Artist’s illustration of a neutron star, a tiny remnant that remains after its predecessor star explodes. Here, the 12-mile (20-kilometer) sphere is compared with the size of Hannover, Germany. Credit: NASA’s Goddard Space Flight Center

The four pulsars were discovered in the plane of the Milky Way in an area that radio telescopes had looked at previously, but weren’t able to find themselves. This means that the pulsars are likely only visible in gamma rays, at least from the vantage point of Earth; the objects emit their radiation in a narrow direction with radio, but a wider stripe with gamma rays. (After the discoveries, astronomers used the Max Planck Institute for Radio Astronomy’s 100-meter Effelsberg radio telescope and the Australian Parkes Observatory to peer at those spots in the sky, and still saw no radio signals.)

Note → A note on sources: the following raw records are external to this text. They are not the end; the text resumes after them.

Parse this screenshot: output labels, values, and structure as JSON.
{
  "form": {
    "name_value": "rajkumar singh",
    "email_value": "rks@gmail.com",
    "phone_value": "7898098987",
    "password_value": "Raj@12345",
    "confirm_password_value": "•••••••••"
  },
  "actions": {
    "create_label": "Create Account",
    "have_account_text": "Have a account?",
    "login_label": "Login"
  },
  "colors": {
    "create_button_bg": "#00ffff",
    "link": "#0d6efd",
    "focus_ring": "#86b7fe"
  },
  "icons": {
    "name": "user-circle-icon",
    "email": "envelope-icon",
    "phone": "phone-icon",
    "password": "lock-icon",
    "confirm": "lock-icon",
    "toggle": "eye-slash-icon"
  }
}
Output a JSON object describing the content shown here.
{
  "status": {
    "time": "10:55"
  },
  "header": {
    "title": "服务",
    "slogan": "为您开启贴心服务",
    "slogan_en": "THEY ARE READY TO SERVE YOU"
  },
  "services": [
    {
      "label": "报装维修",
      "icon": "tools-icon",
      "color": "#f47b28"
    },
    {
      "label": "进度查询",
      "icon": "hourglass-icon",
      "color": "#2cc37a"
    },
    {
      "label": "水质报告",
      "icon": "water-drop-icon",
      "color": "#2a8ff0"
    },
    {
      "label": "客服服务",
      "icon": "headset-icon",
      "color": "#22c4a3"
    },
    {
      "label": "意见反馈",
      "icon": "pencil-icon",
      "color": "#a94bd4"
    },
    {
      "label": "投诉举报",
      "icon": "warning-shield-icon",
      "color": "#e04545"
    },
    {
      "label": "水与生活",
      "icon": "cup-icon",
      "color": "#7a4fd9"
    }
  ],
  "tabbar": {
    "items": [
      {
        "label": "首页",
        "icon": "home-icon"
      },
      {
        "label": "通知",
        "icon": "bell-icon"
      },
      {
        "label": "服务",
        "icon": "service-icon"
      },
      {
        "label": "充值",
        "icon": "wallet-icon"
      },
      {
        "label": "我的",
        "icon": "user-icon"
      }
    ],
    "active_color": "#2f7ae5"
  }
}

Two of the pulsars also “hiccup” or exhibit a pulsar glitch, when the rotation sped up and then fell back to the usual rotation period a few weeks later. Astronomers are still learning more about these glitches, but they do know that most of them happen in young pulsars. All four pulsars are likely between 30,000 and 60,000 years old.

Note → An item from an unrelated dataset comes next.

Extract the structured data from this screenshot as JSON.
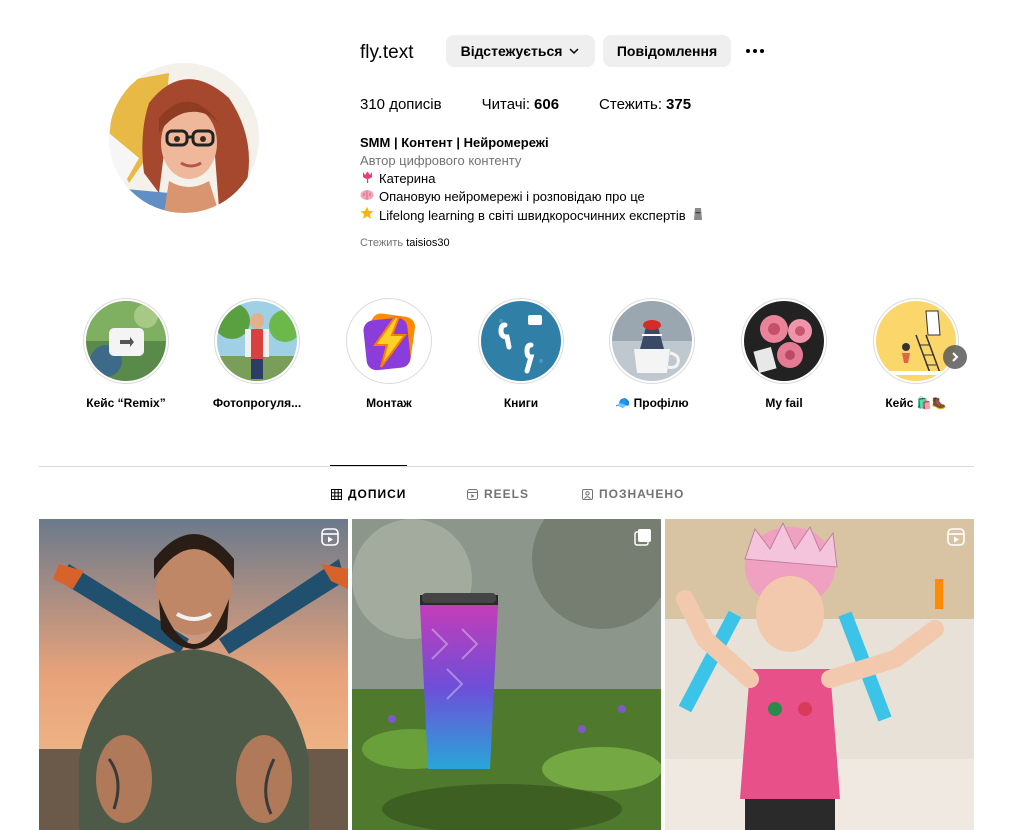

Artist's conception of a gamma-ray pulsar. Gamma rays are shown in purple, and radio radiation in green. Credit: NASA/Fermi/Cruz de Wilde
Artist’s conception of a gamma-ray pulsar. Gamma rays are shown in purple, and radio radiation in green. Credit: NASA/Fermi/Cruz de Wilde

“The first-time discovery of gamma-ray pulsars by [email protected] is a milestone – not only for us but also for our project volunteers. It shows that everyone with a computer can contribute to cutting-edge science and make astronomical discoveries,” stated co-author Bruce Allen, principal investigator of [email protected] “I’m hoping that our enthusiasm will inspire more people to help us with making further discoveries.”

[email protected] is run jointly by the Center for Gravitation and Cosmology at the University of Wisconsin–Milwaukee and the Albert Einstein Institute in Hannover, Germany. It is funded by the National Science Foundation and the Max Planck Society. As for the volunteers, their names were mentioned in the scientific literature and they also received certificates of discovery for their work.

Source: Max Planck Institute for Gravitational Physics